_WHAT THE TASK ASKS_
Copy out, from the entries below, each line holding the string "this".

SUPPLIED INFORMATION section start

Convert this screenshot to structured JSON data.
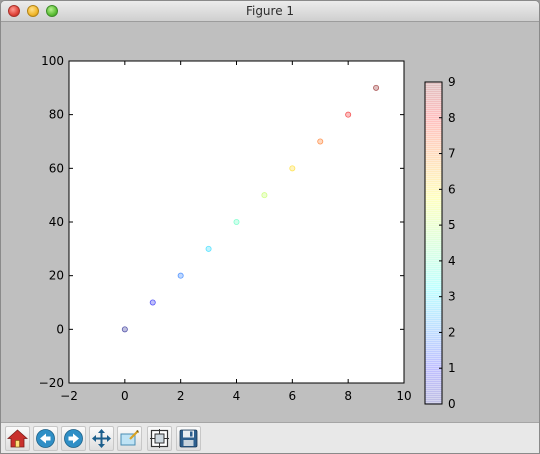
{
  "window": {
    "title": "Figure 1"
  },
  "toolbar": {
    "buttons": [
      {
        "icon": "home-icon"
      },
      {
        "icon": "back-arrow-icon"
      },
      {
        "icon": "forward-arrow-icon"
      },
      {
        "icon": "pan-move-icon"
      },
      {
        "icon": "zoom-rect-icon"
      },
      {
        "icon": "configure-subplots-icon"
      },
      {
        "icon": "save-floppy-icon"
      }
    ]
  },
  "chart_data": {
    "type": "scatter",
    "x": [
      0,
      1,
      2,
      3,
      4,
      5,
      6,
      7,
      8,
      9
    ],
    "y": [
      0,
      10,
      20,
      30,
      40,
      50,
      60,
      70,
      80,
      90
    ],
    "color_values": [
      0,
      1,
      2,
      3,
      4,
      5,
      6,
      7,
      8,
      9
    ],
    "xlim": [
      -2,
      10
    ],
    "ylim": [
      -20,
      100
    ],
    "xticks": [
      "−2",
      "0",
      "2",
      "4",
      "6",
      "8",
      "10"
    ],
    "yticks": [
      "−20",
      "0",
      "20",
      "40",
      "60",
      "80",
      "100"
    ],
    "colorbar": {
      "range": [
        0,
        9
      ],
      "ticks": [
        "0",
        "1",
        "2",
        "3",
        "4",
        "5",
        "6",
        "7",
        "8",
        "9"
      ],
      "colormap": "jet",
      "alpha": 0.25
    },
    "grid": false,
    "background": "#ffffff"
  }
}
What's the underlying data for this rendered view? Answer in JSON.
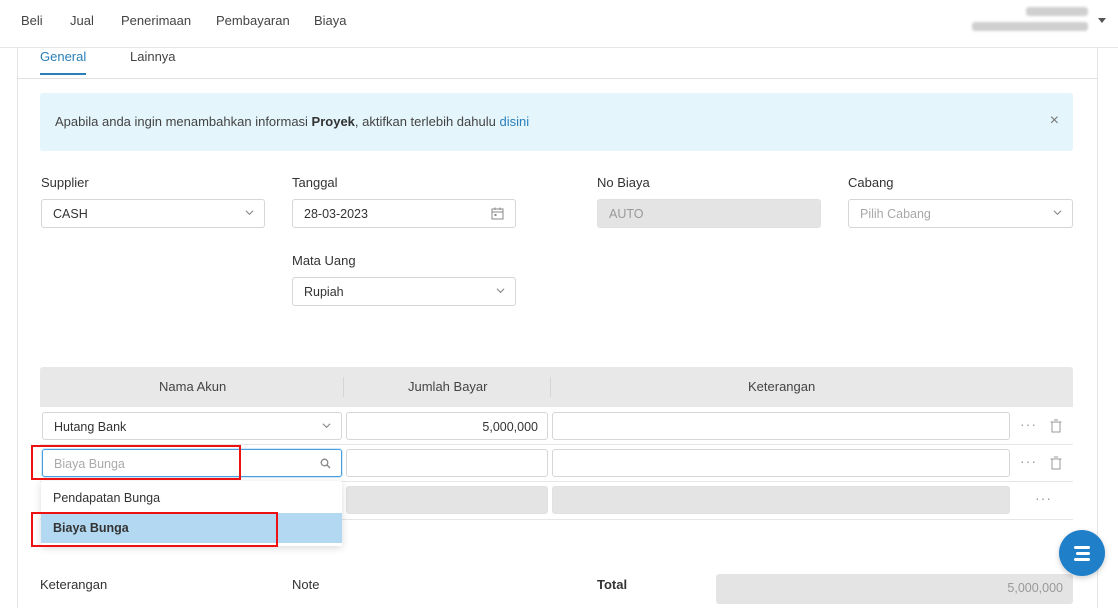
{
  "nav": {
    "items": [
      "Beli",
      "Jual",
      "Penerimaan",
      "Pembayaran",
      "Biaya"
    ]
  },
  "tabs": [
    {
      "label": "General",
      "active": true
    },
    {
      "label": "Lainnya",
      "active": false
    }
  ],
  "alert": {
    "text_before": "Apabila anda ingin menambahkan informasi ",
    "bold": "Proyek",
    "text_after": ", aktifkan terlebih dahulu ",
    "link": "disini",
    "close": "×"
  },
  "form": {
    "supplier": {
      "label": "Supplier",
      "value": "CASH"
    },
    "tanggal": {
      "label": "Tanggal",
      "value": "28-03-2023"
    },
    "no_biaya": {
      "label": "No Biaya",
      "value": "AUTO"
    },
    "cabang": {
      "label": "Cabang",
      "placeholder": "Pilih Cabang"
    },
    "mata_uang": {
      "label": "Mata Uang",
      "value": "Rupiah"
    }
  },
  "table": {
    "headers": [
      "Nama Akun",
      "Jumlah Bayar",
      "Keterangan"
    ],
    "rows": [
      {
        "akun": "Hutang Bank",
        "jumlah": "5,000,000",
        "keterangan": ""
      },
      {
        "akun_placeholder": "Biaya Bunga",
        "jumlah": "",
        "keterangan": ""
      }
    ]
  },
  "dropdown": {
    "options": [
      {
        "label": "Pendapatan Bunga",
        "selected": false
      },
      {
        "label": "Biaya Bunga",
        "selected": true
      }
    ]
  },
  "bottom": {
    "keterangan_label": "Keterangan",
    "note_label": "Note",
    "total_label": "Total",
    "total_value": "5,000,000"
  },
  "colors": {
    "accent": "#2a7fb8",
    "highlight": "#e11111",
    "alert_bg": "#e4f5fc",
    "selected_bg": "#b3d9f2"
  }
}
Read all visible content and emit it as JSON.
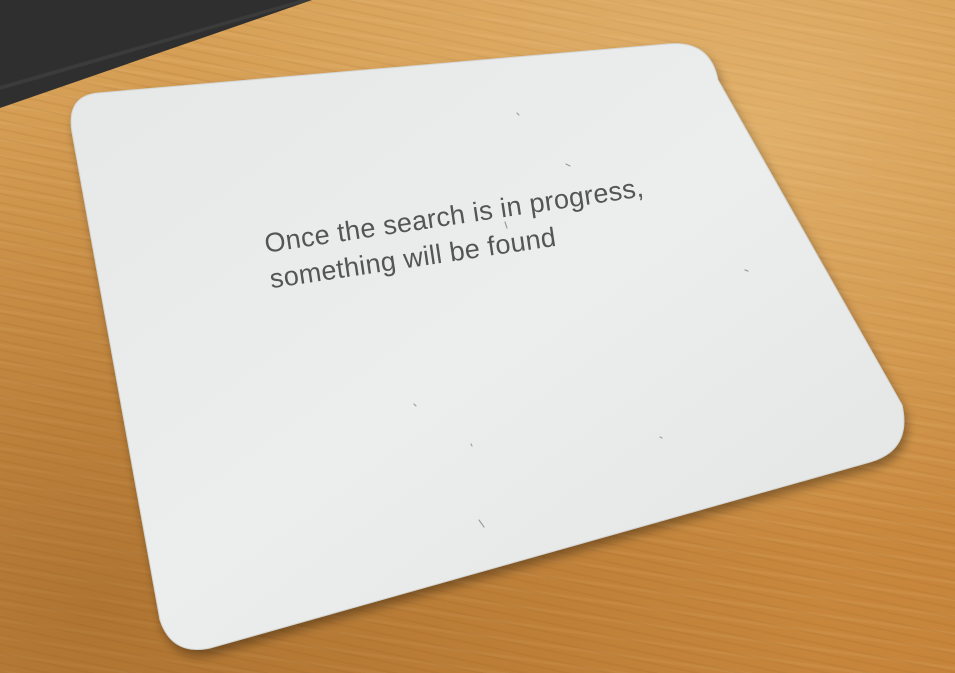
{
  "card": {
    "line1": "Once the search is in progress,",
    "line2": "something will be found"
  },
  "colors": {
    "desk": "#cf9145",
    "card": "#e8eaea",
    "text": "#555555",
    "dark_object": "#2f2f2f"
  }
}
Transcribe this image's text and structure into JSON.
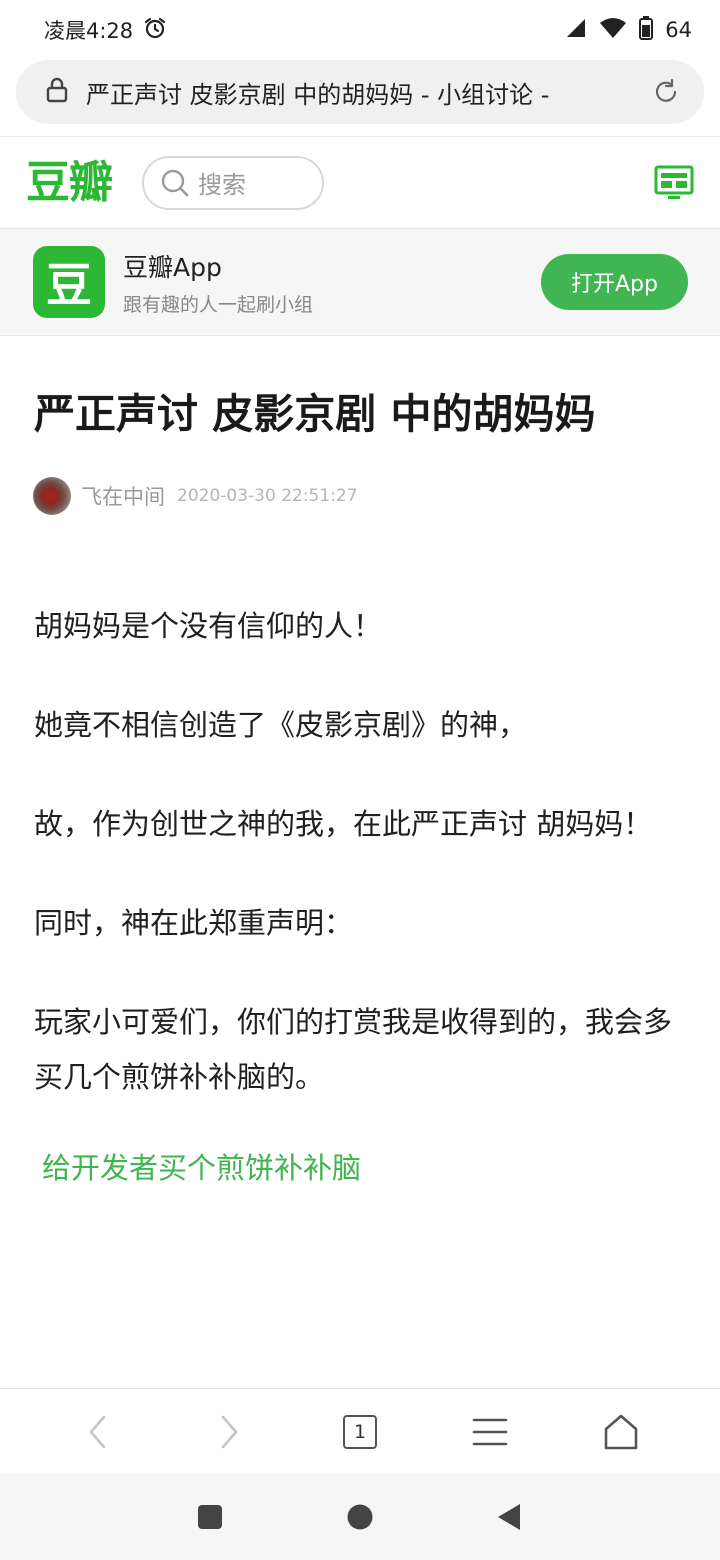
{
  "status_bar": {
    "time": "凌晨4:28",
    "battery": "64",
    "icons": [
      "alarm-icon",
      "signal-icon",
      "wifi-icon",
      "battery-icon"
    ]
  },
  "url_bar": {
    "text": "严正声讨 皮影京剧 中的胡妈妈 - 小组讨论 -"
  },
  "site": {
    "logo": "豆瓣",
    "search_placeholder": "搜索",
    "brand_color": "#2cb734"
  },
  "app_banner": {
    "icon_char": "豆",
    "name": "豆瓣App",
    "slogan": "跟有趣的人一起刷小组",
    "open_label": "打开App"
  },
  "post": {
    "title": "严正声讨 皮影京剧 中的胡妈妈",
    "author": "飞在中间",
    "time": "2020-03-30 22:51:27",
    "paragraphs": [
      "胡妈妈是个没有信仰的人！",
      "她竟不相信创造了《皮影京剧》的神，",
      "故，作为创世之神的我，在此严正声讨 胡妈妈！",
      "同时，神在此郑重声明：",
      "玩家小可爱们，你们的打赏我是收得到的，我会多买几个煎饼补补脑的。"
    ],
    "donate_link": "给开发者买个煎饼补补脑",
    "link_color": "#3fb44f"
  },
  "browser_toolbar": {
    "tab_count": "1",
    "icons": [
      "back-icon",
      "forward-icon",
      "tabs-icon",
      "menu-icon",
      "home-icon"
    ]
  },
  "system_nav": {
    "icons": [
      "recents-icon",
      "home-circle-icon",
      "back-triangle-icon"
    ]
  }
}
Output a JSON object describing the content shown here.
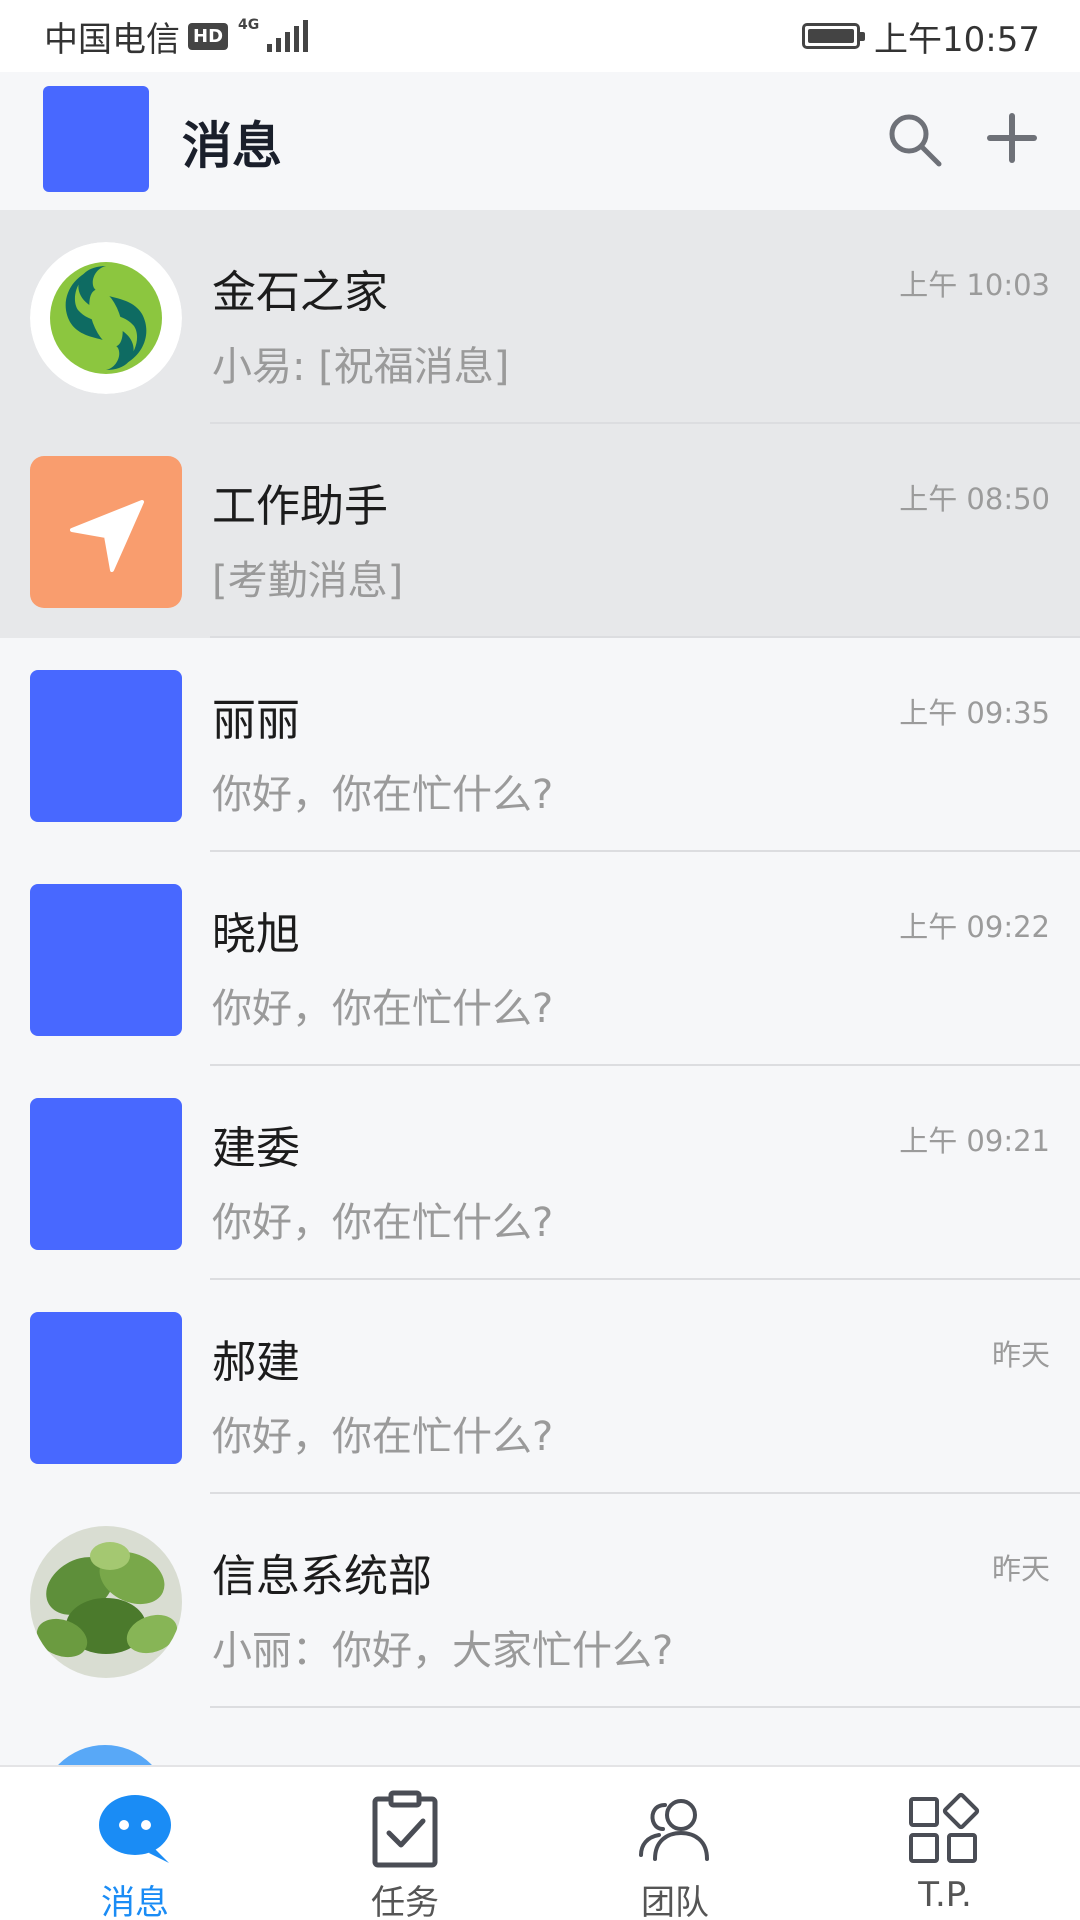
{
  "status_bar": {
    "carrier": "中国电信",
    "hd": "HD",
    "network": "4G",
    "time": "上午10:57",
    "battery_level": 1.0
  },
  "header": {
    "title": "消息"
  },
  "conversations": [
    {
      "name": "金石之家",
      "preview": "小易: [祝福消息]",
      "time": "上午 10:03",
      "avatar": "green-logo"
    },
    {
      "name": "工作助手",
      "preview": "[考勤消息]",
      "time": "上午 08:50",
      "avatar": "navigation-icon"
    },
    {
      "name": "丽丽",
      "preview": "你好，你在忙什么?",
      "time": "上午 09:35",
      "avatar": "blue-square"
    },
    {
      "name": "晓旭",
      "preview": "你好，你在忙什么?",
      "time": "上午 09:22",
      "avatar": "blue-square"
    },
    {
      "name": "建委",
      "preview": "你好，你在忙什么?",
      "time": "上午 09:21",
      "avatar": "blue-square"
    },
    {
      "name": "郝建",
      "preview": "你好，你在忙什么?",
      "time": "昨天",
      "avatar": "blue-square"
    },
    {
      "name": "信息系统部",
      "preview": "小丽：你好，大家忙什么?",
      "time": "昨天",
      "avatar": "plant-photo"
    }
  ],
  "nav": {
    "messages": "消息",
    "tasks": "任务",
    "team": "团队",
    "tp": "T.P."
  },
  "colors": {
    "accent": "#1a8cf5",
    "avatar_blue": "#4868ff",
    "assistant_orange": "#f99d6e",
    "pinned_bg": "#e7e8ea"
  }
}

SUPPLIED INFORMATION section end

_WORKED SOLUTION_
Convert this screenshot to structured JSON data.
What's the underlying data for this rendered view? Answer in JSON.
Transcribe this image's text and structure into JSON.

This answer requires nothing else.